The North Korean government maintains a small diplomatic office on the 13th floor of 820 Second Avenue, on the East Side of Manhattan, one block from the United Nations. That stretch along 44th and 43rd Streets, right in front of the office building, would be named in Warmbier's honor and a street sign would be erected -- serving as a blunt and lasting reminder to the North Korean diplomats entering and leaving the building.

Fox News has observed North Korean diplomatic staffers commuting to their offices in two vans that they park across the street. North Korean U.N. Ambassador Kim Song, who was appointed last September, previously served as a counselor in the office for four years.

"I am sure that they will be offended," Borelli predicted. "But, if you look back at some of the other streets we've renamed near other embassies and missions, we have improved our relationship."


New York City has a long history of issuing honorary street names for politically provocative causes, a symbolic but meaningful effort aimed at shaming dictatorships and autocratic governments.

The corner of 67th Street and Third Avenue, where the Russian U.N. mission is located, has a street sign declaring it "Sakharov - Bonner Corner," honoring the late Soviet Union dissident activist Andrei Sakharov and his wife, human rights activist Yelena Bonner.

The corner of 42nd Street and Twelfth Avenue, where the Chinese Consulate building is located, was named "Tiananmen Square Corner" in 1989 to honor the victims of the Tiananmen Square protests. When then-Mayor Ed Koch signed the street-naming into law, the move enraged China's Consul General Weng Fupei. Koch wrote him a letter urging him "to defect and seek asylum here in the United States and then to tell the truth" about his government's atrocities. He said New York City would not be "going to war with the People's Republic of China over this matter. Therefore, the only way we can influence the actions of your Government is through public denunciation."

The bill that Borelli proposes, as with all honorary street renamings, must be reviewed by the local community board, pass the 51-member New York City Council and then be signed into law by Mayor Bill de Blasio.

The North Korean Mission did not respond to Fox News' request for comment. The regime previously denied that Warmbier was beaten, and blamed his condition on a combination of botulism and a sleeping pill, claims the American doctors who examined him disputed.

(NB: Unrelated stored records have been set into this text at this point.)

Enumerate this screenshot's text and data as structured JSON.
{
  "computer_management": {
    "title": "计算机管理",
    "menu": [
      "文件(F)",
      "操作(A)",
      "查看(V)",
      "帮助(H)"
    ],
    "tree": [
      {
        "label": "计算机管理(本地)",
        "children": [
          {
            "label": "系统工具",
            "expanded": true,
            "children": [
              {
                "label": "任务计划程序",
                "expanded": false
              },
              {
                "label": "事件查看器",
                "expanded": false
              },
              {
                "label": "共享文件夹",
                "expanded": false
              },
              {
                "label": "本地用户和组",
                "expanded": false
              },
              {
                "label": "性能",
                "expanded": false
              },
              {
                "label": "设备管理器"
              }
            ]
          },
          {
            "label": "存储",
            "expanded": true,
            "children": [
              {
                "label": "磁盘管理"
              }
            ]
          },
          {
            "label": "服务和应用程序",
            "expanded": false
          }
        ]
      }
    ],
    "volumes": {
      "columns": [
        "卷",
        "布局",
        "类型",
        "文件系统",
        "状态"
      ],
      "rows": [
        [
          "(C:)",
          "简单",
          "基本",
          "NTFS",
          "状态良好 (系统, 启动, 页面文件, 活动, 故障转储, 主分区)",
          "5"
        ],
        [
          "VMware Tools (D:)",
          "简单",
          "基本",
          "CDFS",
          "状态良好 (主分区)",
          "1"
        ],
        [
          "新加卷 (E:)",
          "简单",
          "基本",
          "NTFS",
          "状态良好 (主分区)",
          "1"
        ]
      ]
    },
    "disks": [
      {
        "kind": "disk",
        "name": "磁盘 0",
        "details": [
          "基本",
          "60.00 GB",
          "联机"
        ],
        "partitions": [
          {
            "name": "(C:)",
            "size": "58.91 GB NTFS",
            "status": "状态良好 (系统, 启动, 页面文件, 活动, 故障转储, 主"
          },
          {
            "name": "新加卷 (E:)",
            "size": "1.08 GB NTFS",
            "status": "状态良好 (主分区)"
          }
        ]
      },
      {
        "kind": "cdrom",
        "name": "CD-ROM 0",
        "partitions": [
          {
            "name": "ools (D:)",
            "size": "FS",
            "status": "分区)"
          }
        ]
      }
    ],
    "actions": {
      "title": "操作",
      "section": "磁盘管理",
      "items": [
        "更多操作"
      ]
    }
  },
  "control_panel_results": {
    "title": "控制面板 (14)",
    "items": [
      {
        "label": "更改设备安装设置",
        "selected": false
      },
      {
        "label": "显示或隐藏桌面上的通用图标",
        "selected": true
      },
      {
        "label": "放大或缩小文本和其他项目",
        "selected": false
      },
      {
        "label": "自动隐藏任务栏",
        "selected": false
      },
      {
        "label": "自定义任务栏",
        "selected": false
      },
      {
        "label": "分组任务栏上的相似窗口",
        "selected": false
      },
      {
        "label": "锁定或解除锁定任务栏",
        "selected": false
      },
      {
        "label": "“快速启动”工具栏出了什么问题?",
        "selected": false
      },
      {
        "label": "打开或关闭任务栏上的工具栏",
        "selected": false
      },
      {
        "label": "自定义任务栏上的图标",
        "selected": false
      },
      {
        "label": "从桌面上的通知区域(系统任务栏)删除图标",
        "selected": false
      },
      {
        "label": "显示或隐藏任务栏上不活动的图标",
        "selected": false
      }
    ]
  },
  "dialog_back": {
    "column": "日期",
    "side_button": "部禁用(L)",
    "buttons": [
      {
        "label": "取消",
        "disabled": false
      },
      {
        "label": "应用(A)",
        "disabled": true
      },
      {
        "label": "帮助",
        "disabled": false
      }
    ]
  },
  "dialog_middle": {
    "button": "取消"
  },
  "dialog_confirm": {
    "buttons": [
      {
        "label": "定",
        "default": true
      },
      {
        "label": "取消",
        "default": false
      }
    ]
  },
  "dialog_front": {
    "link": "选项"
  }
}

Otto Warmbier was arrested at the Pyongyang airport in January 2016 as he prepared to return home after a five-day visit with a tour group. He was sentenced to 15 years of hard labor in prison. Just over a year and a half later, he was medically evacuated and died at the University of Cincinnati Medical Center.

President Trump honored the young man's memory during his 2018 State of the Union address.

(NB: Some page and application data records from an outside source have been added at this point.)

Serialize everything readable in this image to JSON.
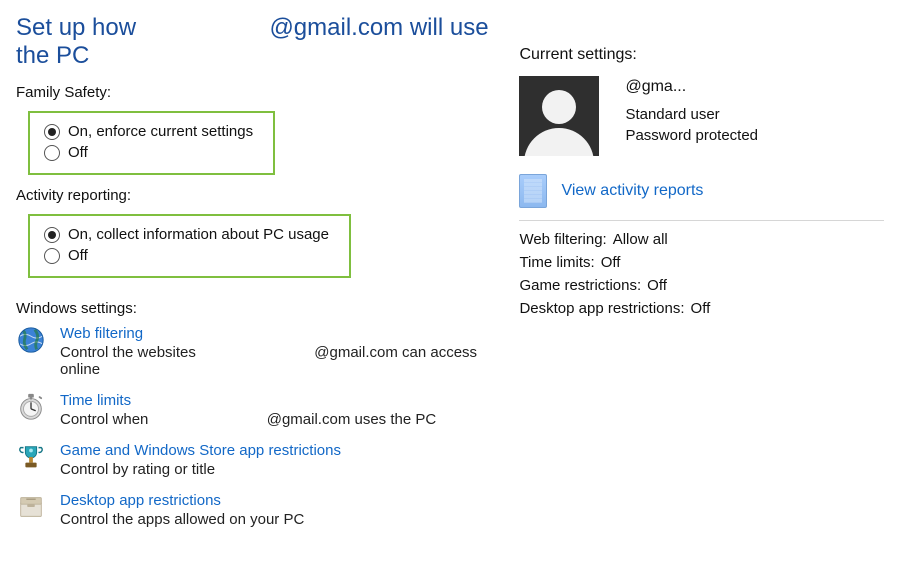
{
  "title_prefix": "Set up how",
  "title_email": "@gmail.com",
  "title_suffix": "will use the PC",
  "family_safety_label": "Family Safety:",
  "family_safety_on": "On, enforce current settings",
  "family_safety_off": "Off",
  "activity_reporting_label": "Activity reporting:",
  "activity_reporting_on": "On, collect information about PC usage",
  "activity_reporting_off": "Off",
  "windows_settings_label": "Windows settings:",
  "web_filtering_link": "Web filtering",
  "web_filtering_desc_a": "Control the websites",
  "web_filtering_desc_email": "@gmail.com",
  "web_filtering_desc_b": "can access online",
  "time_limits_link": "Time limits",
  "time_limits_desc_a": "Control when",
  "time_limits_desc_email": "@gmail.com",
  "time_limits_desc_b": "uses the PC",
  "game_restrictions_link": "Game and Windows Store app restrictions",
  "game_restrictions_desc": "Control by rating or title",
  "desktop_restrictions_link": "Desktop app restrictions",
  "desktop_restrictions_desc": "Control the apps allowed on your PC",
  "current_settings_label": "Current settings:",
  "account_email": "@gma...",
  "account_type": "Standard user",
  "account_protection": "Password protected",
  "activity_reports_link": "View activity reports",
  "summary": {
    "web_filtering_k": "Web filtering:",
    "web_filtering_v": "Allow all",
    "time_limits_k": "Time limits:",
    "time_limits_v": "Off",
    "game_restrictions_k": "Game restrictions:",
    "game_restrictions_v": "Off",
    "desktop_restrictions_k": "Desktop app restrictions:",
    "desktop_restrictions_v": "Off"
  }
}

“Otto’s parents, Fred and Cindy Warmbier, are with us tonight — along with Otto’s brother and sister, Austin and Greta. You are powerful witnesses to a menace that threatens our world, and your strength inspires us all. Tonight, we pledge to honor Otto’s memory with American resolve,” the president declared.

Warmbier's family received an emotional standing ovation.

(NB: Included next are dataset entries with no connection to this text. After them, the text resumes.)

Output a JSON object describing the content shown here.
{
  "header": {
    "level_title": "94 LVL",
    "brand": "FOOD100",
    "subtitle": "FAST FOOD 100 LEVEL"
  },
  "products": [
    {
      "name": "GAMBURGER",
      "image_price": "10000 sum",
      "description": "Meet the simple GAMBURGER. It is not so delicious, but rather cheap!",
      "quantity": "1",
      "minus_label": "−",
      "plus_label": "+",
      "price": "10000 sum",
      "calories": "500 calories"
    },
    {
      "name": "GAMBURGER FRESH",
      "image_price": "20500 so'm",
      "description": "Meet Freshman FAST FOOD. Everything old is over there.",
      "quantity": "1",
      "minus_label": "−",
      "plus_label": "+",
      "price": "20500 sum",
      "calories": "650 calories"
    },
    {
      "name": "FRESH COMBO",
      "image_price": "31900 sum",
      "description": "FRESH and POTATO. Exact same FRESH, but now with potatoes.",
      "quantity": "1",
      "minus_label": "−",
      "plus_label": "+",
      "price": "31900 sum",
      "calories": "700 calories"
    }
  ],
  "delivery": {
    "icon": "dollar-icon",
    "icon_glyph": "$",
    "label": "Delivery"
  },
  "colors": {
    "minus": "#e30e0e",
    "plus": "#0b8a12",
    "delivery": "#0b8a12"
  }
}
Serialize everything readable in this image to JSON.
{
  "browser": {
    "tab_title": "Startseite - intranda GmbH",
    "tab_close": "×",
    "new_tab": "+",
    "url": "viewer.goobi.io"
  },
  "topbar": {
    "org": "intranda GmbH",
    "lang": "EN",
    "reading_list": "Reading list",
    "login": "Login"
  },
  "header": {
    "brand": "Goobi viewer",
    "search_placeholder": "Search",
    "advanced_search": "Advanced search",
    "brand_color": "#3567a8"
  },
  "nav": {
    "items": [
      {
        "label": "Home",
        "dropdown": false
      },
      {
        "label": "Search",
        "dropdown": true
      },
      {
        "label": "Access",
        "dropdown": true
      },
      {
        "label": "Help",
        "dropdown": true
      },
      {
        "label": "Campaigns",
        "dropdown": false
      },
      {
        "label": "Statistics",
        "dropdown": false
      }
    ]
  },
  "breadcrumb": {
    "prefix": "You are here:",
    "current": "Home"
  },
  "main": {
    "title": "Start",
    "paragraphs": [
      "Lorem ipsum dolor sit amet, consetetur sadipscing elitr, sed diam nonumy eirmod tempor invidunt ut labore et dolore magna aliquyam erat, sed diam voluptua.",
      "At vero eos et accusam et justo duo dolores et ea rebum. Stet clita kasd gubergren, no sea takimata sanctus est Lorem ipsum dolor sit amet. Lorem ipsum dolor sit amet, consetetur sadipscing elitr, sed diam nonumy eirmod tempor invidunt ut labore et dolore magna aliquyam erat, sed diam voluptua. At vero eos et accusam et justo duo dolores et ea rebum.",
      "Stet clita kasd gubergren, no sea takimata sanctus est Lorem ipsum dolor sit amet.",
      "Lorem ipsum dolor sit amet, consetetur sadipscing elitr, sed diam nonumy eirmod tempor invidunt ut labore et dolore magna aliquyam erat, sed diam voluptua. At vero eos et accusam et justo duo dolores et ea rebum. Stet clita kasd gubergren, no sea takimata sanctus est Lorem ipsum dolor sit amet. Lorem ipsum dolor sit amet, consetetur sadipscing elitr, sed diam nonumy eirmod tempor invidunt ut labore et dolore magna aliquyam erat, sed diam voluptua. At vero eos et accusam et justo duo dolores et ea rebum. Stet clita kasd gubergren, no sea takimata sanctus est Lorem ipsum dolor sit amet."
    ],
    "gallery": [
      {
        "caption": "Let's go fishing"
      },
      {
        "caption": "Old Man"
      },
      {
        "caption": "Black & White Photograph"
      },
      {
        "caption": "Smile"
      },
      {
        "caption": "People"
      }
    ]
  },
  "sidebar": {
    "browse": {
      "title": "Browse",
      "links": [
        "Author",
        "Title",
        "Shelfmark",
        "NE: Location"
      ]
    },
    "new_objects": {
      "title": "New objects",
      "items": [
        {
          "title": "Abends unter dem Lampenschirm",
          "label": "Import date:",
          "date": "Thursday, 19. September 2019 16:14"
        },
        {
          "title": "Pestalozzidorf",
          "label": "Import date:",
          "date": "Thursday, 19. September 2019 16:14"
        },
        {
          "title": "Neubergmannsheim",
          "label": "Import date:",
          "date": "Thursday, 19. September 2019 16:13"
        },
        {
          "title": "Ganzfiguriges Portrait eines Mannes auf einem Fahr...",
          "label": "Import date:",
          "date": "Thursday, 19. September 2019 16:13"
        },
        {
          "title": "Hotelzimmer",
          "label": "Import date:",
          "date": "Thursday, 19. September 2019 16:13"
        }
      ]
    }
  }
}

Last month, a federal judge in Washington, D.C., awarded his parents, Cindy and Fred, $501 million in a lawsuit they filed against the North Korean government. Federal Judge Beryl A. Howell ruled that Kim Jong Un's regime was “liable in the torture, hostage-taking and extrajudicial killing of Otto Warmbier,” declaring that “a larger award is appropriate to punish and deter North Korea.”


Borelli says the new street sign would send another lasting message, in the city where Warmbier intended to live.

"This renaming will go a long way in reminding people of American values," he told us, "and how awful an authoritarian dictatorship is... We hope people will remember him."

Fox News' Ben Evansky contributed to this report.